Below are some entries. Copy each line that holds the string "this".
::: Extracted entries :::
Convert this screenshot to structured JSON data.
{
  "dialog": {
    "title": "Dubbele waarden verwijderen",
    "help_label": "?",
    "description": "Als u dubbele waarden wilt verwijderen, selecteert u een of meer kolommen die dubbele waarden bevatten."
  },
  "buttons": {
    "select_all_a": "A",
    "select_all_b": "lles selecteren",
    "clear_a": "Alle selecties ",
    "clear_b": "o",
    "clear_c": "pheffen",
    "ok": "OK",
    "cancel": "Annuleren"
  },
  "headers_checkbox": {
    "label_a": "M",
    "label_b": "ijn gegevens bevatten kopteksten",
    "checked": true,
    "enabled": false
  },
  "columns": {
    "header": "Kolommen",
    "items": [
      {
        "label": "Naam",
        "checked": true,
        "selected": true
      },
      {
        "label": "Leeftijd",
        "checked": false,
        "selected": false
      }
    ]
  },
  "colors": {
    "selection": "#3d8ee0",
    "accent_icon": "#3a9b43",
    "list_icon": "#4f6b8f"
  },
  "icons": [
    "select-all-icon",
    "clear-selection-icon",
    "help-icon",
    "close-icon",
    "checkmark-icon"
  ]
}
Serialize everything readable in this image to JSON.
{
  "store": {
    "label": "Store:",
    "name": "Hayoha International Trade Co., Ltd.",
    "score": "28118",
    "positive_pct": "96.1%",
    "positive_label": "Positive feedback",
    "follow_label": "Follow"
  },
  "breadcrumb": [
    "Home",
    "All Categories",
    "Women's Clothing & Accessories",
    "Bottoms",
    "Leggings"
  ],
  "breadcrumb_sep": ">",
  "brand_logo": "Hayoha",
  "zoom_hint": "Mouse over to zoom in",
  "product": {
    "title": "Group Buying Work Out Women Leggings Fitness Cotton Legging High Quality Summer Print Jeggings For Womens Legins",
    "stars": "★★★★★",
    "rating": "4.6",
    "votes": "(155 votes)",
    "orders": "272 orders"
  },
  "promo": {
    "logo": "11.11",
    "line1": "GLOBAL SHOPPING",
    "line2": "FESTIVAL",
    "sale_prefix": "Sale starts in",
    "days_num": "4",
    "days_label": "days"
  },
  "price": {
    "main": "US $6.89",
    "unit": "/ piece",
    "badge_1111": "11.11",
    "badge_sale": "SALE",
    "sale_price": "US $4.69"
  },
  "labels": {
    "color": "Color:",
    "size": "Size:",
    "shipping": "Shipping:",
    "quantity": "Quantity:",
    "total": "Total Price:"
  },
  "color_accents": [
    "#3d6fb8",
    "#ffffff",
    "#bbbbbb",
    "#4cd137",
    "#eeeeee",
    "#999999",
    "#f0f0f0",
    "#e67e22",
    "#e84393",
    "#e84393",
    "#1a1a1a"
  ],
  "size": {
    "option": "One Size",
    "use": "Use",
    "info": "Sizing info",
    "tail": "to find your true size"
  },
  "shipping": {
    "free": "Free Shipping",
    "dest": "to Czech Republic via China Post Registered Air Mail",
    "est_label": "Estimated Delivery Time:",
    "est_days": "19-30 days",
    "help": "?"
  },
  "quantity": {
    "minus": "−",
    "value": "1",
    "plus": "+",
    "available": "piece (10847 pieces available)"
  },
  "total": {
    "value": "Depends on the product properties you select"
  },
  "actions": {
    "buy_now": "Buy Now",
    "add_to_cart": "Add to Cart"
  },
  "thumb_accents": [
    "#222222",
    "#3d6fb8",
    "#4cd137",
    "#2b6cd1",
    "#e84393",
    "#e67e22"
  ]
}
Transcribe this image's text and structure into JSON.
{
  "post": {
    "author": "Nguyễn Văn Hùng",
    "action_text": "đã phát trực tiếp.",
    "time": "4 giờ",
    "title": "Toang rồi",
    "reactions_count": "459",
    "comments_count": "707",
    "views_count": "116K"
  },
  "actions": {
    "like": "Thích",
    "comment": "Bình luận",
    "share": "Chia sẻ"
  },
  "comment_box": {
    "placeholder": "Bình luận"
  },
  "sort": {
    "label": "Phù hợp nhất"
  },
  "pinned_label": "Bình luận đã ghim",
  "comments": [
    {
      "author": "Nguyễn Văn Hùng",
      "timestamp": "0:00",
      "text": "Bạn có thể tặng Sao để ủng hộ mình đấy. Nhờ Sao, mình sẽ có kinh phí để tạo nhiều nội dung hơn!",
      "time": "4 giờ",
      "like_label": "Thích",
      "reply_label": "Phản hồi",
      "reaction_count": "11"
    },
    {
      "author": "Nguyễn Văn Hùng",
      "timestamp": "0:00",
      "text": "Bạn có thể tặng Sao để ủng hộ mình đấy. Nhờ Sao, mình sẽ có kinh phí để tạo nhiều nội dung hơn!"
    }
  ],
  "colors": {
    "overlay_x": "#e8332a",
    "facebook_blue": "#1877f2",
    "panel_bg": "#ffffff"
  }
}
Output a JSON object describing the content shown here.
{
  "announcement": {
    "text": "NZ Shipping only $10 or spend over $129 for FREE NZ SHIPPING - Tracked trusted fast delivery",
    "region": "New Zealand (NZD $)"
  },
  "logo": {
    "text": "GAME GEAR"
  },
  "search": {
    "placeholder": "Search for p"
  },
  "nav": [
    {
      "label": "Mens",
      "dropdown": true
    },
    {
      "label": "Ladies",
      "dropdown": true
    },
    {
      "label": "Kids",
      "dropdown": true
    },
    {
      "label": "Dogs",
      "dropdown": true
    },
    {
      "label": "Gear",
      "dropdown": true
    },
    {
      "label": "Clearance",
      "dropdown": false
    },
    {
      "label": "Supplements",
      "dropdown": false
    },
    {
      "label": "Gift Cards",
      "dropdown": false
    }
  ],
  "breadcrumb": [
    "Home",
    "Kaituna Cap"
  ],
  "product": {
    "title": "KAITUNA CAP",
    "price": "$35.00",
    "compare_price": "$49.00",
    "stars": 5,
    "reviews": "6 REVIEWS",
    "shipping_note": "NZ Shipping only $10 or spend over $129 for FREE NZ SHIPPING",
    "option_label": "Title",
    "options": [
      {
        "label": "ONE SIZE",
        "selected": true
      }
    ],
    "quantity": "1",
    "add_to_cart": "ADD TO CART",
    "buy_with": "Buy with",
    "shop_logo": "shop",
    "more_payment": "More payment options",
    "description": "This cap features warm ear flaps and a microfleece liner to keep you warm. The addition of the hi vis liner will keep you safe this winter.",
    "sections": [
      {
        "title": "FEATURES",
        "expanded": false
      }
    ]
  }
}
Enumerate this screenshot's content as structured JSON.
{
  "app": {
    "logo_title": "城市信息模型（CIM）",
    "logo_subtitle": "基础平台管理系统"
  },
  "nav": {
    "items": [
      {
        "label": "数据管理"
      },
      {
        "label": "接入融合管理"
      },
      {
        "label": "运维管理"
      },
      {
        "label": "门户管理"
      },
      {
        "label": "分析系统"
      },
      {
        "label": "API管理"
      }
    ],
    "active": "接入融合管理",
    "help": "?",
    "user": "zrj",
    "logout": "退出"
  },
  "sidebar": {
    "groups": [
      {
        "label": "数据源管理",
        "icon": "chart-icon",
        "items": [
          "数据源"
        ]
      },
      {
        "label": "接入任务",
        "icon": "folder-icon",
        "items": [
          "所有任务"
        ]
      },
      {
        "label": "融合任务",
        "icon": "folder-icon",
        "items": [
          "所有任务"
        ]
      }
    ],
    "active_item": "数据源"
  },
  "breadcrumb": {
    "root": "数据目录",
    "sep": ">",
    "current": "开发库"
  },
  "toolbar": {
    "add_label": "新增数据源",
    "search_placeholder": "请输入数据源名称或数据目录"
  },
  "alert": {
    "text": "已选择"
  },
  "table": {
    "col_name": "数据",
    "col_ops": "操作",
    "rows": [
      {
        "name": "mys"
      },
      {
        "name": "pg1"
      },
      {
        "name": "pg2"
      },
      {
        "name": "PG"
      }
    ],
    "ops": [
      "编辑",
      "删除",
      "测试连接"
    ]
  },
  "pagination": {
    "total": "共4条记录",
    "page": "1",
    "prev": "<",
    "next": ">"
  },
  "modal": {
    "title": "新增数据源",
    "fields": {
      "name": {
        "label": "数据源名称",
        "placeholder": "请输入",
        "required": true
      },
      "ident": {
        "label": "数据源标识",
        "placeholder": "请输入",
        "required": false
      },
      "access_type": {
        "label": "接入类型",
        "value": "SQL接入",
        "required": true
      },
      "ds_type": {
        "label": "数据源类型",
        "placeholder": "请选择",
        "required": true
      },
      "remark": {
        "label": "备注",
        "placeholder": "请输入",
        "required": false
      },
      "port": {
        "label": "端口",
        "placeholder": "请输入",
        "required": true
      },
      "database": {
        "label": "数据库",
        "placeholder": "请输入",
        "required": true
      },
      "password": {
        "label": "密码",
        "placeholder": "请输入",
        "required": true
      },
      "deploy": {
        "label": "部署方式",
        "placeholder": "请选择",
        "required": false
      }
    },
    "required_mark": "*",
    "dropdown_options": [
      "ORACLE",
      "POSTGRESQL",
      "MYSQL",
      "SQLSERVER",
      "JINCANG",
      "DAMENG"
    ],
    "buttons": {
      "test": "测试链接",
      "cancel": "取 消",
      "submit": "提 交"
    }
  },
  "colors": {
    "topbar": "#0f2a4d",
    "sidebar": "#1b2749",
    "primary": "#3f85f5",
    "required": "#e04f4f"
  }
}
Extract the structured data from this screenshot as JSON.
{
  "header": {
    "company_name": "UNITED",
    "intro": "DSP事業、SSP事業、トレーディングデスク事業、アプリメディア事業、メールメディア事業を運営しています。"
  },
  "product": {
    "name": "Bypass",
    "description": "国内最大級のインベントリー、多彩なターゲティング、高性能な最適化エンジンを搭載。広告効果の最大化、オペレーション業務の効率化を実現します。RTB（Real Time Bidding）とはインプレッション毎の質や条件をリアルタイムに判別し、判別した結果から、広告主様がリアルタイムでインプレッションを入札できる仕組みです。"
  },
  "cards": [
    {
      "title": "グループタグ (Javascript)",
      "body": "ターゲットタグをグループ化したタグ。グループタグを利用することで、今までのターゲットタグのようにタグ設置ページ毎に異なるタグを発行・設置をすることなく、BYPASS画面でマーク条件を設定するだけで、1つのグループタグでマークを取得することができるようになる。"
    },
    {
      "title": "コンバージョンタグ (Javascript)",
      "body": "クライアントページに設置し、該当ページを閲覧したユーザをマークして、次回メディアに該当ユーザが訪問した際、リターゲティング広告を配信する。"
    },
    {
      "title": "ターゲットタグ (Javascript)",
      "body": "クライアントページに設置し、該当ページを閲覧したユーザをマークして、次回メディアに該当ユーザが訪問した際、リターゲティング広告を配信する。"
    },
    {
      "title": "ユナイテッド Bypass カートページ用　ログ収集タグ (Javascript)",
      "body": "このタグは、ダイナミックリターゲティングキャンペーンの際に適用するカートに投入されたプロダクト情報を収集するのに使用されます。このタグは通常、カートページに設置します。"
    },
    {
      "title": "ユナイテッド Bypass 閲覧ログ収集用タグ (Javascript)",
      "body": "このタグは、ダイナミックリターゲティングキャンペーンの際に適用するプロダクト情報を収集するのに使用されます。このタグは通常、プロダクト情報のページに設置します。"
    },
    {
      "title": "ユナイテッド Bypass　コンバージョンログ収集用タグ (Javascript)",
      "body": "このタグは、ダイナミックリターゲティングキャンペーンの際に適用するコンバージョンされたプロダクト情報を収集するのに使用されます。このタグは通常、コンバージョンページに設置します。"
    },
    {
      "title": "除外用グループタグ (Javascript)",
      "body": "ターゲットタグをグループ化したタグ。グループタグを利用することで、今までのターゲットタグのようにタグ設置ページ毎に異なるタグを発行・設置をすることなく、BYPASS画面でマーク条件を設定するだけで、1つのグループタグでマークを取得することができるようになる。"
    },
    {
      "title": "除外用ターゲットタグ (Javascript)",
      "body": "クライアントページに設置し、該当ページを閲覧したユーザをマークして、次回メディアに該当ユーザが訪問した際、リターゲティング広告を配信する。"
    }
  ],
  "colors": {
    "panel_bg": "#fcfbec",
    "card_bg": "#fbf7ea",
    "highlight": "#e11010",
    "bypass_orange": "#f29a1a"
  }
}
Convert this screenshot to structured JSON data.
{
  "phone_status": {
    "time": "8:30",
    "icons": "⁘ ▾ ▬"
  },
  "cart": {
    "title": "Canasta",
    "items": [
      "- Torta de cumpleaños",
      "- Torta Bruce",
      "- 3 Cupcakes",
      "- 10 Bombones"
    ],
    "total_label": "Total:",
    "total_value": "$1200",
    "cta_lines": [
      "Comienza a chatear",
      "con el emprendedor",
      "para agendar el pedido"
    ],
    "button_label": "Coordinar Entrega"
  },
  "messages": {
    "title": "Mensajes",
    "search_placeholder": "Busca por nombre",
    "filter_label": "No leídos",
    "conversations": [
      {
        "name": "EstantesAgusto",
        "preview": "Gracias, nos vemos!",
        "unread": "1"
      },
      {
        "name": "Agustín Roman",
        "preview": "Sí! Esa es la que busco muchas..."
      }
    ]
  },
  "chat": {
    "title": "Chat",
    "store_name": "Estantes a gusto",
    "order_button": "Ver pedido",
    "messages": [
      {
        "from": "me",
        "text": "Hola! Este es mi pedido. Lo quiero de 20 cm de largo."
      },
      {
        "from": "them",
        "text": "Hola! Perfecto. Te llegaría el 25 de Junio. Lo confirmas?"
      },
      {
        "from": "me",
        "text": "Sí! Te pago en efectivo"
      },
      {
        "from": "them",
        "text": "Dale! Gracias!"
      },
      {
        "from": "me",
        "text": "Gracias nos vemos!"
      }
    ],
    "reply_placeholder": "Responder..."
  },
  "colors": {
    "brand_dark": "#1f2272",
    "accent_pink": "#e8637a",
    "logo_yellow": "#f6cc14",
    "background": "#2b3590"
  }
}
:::
_Your response_
Convert this screenshot to structured JSON data.
Serialize everything readable in this image to JSON.
Transcribe this image's text and structure into JSON.
    "description": "This cap features warm ear flaps and a microfleece liner to keep you warm. The addition of the hi vis liner will keep you safe this winter.",
Enumerate this screenshot's content as structured JSON.
Extract the structured data from this screenshot as JSON.
Convert this screenshot to structured JSON data.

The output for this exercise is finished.